Exercise details
Gather all lines in the data that hold the string "index".

Records from a data collection:
- - - - - - -
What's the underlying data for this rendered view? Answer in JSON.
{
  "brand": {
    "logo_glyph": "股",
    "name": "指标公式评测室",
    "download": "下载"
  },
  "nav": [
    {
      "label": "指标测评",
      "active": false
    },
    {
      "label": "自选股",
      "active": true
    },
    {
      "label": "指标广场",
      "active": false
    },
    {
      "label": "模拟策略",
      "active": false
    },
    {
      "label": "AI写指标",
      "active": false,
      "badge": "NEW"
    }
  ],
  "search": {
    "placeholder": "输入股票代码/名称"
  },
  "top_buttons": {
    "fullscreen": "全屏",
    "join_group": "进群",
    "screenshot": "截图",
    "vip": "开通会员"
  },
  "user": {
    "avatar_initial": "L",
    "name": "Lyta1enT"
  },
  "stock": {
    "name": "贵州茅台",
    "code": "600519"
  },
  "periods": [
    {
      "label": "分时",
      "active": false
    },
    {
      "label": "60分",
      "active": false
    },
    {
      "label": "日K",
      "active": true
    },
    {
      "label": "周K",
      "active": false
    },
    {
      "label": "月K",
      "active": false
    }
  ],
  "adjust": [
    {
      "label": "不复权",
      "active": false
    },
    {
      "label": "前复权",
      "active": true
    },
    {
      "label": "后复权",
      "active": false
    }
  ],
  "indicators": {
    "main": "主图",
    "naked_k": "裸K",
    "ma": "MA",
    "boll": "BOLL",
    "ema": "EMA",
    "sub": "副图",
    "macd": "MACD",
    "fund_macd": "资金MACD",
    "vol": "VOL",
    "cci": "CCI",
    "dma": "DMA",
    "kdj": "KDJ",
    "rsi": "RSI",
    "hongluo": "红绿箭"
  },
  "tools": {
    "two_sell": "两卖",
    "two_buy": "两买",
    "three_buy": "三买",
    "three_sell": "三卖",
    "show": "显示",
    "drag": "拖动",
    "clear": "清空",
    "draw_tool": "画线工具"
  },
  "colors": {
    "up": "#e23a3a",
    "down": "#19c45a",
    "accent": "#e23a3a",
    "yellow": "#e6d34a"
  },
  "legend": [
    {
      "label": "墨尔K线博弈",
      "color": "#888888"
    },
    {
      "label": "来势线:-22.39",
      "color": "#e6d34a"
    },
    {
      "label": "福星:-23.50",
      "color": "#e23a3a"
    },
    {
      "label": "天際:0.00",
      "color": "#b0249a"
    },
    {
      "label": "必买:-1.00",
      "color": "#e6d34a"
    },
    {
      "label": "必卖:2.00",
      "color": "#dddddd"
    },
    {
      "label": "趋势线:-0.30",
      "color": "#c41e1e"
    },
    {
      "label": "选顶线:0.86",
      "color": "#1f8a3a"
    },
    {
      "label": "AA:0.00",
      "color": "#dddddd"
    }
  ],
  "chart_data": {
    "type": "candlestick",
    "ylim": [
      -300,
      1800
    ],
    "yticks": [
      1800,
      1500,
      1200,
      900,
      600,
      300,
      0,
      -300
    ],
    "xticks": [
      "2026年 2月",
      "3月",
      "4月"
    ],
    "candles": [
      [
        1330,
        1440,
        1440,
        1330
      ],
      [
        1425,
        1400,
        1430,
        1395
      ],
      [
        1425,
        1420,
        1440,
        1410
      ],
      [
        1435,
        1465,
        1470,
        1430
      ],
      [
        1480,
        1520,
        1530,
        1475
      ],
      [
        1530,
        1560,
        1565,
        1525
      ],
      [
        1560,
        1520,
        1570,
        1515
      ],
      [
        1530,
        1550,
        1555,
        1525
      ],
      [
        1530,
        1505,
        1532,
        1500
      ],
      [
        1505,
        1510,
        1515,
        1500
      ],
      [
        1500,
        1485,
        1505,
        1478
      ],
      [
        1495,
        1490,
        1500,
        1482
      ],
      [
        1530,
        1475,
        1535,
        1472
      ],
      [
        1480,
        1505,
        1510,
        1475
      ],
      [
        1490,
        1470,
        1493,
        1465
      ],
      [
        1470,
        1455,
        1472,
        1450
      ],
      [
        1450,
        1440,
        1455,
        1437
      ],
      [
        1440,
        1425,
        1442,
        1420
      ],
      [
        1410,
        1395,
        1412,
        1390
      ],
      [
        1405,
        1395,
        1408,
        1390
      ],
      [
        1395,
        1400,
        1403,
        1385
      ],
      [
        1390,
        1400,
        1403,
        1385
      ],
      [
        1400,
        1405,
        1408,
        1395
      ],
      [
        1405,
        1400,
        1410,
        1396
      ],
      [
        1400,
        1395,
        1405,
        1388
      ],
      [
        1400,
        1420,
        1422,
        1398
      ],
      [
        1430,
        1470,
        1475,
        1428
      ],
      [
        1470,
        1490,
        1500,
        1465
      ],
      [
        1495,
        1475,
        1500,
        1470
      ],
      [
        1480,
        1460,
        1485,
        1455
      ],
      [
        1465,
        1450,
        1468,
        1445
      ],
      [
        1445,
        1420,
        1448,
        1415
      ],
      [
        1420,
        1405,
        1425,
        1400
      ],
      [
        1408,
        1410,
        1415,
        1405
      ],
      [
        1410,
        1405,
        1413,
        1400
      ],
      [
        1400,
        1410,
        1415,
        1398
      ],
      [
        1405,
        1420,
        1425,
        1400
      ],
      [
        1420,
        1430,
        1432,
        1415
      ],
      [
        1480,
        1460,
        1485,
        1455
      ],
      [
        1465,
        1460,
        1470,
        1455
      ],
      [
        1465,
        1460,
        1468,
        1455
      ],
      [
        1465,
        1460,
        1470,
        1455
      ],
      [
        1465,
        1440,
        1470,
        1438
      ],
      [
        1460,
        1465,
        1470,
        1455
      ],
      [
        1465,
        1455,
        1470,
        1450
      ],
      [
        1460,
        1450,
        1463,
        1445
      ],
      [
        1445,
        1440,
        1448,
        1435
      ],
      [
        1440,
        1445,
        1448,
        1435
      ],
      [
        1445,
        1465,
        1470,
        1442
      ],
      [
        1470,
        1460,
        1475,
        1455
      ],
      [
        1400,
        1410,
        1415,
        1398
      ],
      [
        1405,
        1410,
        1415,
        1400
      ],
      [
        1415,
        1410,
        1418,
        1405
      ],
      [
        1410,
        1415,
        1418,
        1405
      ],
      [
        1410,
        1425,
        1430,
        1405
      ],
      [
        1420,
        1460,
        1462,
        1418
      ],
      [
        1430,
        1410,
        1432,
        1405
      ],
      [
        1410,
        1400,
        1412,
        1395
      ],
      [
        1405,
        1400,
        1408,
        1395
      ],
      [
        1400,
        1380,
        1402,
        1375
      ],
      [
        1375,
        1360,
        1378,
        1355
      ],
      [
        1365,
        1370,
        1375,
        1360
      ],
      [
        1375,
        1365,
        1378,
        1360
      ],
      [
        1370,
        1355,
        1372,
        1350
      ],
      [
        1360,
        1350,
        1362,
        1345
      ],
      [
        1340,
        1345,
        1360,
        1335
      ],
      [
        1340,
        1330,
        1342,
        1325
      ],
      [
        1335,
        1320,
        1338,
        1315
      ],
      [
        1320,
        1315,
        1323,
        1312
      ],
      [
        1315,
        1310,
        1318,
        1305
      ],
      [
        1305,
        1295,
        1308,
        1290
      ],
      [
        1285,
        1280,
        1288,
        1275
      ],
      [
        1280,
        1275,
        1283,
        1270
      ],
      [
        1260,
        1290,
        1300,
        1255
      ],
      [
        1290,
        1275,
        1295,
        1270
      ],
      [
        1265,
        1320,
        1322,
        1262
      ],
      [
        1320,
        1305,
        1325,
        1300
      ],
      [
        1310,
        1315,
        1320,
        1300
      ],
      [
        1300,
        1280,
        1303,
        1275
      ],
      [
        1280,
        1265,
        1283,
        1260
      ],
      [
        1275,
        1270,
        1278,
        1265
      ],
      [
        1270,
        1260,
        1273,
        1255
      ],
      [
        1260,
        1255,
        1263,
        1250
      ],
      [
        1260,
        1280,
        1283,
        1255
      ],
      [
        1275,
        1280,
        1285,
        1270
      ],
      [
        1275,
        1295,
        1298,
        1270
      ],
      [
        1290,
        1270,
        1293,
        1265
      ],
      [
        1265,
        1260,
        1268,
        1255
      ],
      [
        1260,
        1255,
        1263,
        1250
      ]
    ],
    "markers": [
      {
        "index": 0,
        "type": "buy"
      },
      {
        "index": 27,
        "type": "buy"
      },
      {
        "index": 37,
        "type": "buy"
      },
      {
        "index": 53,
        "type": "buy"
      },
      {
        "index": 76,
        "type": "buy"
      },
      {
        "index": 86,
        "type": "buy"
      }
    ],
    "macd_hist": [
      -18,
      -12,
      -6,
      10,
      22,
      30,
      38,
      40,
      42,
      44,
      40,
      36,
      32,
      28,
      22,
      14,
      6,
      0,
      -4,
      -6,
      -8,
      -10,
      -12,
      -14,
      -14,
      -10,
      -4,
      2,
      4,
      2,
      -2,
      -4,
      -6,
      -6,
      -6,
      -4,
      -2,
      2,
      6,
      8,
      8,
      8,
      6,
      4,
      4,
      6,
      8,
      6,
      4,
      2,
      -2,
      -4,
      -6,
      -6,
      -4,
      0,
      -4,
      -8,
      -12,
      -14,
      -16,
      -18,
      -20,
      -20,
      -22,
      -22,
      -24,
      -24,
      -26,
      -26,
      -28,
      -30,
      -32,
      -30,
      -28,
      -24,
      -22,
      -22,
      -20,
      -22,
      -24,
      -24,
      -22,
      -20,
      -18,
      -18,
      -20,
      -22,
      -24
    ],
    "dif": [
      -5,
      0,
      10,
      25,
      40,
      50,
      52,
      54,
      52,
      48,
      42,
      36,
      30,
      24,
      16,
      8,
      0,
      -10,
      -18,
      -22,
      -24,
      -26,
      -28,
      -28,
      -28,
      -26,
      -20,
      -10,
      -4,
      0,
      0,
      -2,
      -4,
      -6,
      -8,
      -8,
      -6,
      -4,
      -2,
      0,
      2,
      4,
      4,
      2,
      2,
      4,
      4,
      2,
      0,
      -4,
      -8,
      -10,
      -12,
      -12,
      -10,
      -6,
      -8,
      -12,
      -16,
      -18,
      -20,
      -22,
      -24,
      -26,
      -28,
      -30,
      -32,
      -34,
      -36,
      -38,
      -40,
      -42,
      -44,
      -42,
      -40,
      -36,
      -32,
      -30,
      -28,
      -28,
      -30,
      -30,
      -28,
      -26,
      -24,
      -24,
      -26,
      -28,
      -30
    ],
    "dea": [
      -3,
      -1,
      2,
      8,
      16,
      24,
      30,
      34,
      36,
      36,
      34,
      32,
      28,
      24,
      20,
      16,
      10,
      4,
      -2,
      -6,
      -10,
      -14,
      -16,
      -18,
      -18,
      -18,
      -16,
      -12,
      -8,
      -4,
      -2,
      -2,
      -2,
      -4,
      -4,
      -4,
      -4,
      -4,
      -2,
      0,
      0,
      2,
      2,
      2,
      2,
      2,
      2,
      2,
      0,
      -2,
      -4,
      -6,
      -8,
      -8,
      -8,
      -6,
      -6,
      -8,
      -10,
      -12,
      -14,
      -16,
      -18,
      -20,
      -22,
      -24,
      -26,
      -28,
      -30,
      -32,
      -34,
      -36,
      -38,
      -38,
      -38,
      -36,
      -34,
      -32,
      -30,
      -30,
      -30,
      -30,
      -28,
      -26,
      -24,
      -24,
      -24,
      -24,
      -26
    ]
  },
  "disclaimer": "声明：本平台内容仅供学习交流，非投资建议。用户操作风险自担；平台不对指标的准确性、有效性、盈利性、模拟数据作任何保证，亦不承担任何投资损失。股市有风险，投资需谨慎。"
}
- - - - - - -
Output for this exercise
        "index": 0,
        "index": 27,
        "index": 37,
        "index": 53,
        "index": 76,
        "index": 86,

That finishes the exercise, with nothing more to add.